Experience with imidafenacin in the management of overactive bladder disorder
Takeuchi T, Zaitsu M, Mikami K. Ther Adv Urol. 2013 Feb;5(1):43-58.


Department of Urology, Kanto Rosai Hospital, 1-1 Kizukisumiyoshi-cho, Nakahara-ku, Kawasaki 211-8510, Japan.

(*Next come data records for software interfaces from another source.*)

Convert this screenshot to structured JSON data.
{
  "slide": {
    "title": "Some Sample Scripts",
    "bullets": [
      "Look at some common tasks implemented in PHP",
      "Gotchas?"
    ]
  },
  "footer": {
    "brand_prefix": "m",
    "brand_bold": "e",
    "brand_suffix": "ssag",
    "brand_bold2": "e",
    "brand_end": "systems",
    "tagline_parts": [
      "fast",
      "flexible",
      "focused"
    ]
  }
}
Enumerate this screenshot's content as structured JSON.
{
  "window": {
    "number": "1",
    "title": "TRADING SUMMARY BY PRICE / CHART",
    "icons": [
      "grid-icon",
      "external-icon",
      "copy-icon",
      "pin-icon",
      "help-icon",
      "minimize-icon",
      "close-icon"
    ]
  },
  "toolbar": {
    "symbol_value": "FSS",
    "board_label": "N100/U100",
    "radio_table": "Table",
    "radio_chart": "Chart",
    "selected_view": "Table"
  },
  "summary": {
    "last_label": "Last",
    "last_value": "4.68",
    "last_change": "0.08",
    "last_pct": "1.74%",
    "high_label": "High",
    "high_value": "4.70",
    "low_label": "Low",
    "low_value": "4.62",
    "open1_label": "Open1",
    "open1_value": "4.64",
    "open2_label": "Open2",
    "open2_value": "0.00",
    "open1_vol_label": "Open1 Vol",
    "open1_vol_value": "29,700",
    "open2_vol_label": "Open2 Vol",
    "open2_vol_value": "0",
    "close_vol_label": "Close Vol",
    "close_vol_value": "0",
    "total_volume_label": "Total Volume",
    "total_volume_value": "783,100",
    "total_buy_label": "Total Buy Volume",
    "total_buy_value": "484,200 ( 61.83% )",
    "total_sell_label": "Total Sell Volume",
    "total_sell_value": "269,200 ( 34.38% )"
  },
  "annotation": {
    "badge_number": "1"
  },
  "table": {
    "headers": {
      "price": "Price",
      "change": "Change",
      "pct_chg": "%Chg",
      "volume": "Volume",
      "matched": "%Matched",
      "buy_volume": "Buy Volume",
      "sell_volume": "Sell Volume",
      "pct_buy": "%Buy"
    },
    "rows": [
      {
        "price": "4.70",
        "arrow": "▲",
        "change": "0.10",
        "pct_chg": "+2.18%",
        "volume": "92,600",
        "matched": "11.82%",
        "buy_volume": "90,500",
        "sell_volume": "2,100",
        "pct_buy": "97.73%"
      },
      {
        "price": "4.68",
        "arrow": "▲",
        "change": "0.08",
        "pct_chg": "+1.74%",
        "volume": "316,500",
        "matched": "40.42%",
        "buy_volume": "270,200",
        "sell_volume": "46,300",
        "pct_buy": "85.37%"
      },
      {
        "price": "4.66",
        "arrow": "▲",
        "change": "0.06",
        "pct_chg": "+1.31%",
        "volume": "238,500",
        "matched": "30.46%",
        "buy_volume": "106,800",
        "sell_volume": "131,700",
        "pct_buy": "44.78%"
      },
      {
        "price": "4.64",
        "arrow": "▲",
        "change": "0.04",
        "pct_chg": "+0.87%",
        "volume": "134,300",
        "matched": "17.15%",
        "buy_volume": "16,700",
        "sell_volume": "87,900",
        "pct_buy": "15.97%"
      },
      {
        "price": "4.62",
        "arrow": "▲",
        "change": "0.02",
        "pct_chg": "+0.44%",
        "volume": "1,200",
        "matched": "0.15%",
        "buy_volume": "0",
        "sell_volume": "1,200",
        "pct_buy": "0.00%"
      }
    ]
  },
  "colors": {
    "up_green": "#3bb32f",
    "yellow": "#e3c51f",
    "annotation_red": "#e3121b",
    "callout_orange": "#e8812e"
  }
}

Overactive bladder (OAB) is a chronic syndrome defined by symptoms of urinary urgency with no underlying medical causes. First-line treatment of OAB comprises fluid intake advice and bladder training, supplemented by anticholinergic drugs if necessary. Owing to the chronic nature of OAB, the ideal anticholinergic treatment should have good long-term efficacy and tolerability. There are many anticholinergics available, although some of these are not specific for the bladder and can cause adverse effects such as dry mouth, constipation, blurred vision or cognitive impairment. Imidafenacin (a newer anticholinergic which has been marketed in Japan since 2007) was developed to improve the tolerability of anticholinergic therapy. This article summarizes the pharmacological properties, pharmacokinetics, clinical efficacy and tolerability of imidafenacin in the treatment of OAB. Data from key clinical studies of imidafenacin show that it has a fast onset of action and is effective for the treatment of OAB. It selectively binds to muscarinic receptors in the bladder and is associated with a good safety profile compared with other anticholinergics. The clinical efficacy, superior tolerability and adjustable dosing of imidafenacin make it a good anticholinergic for the treatment of OAB.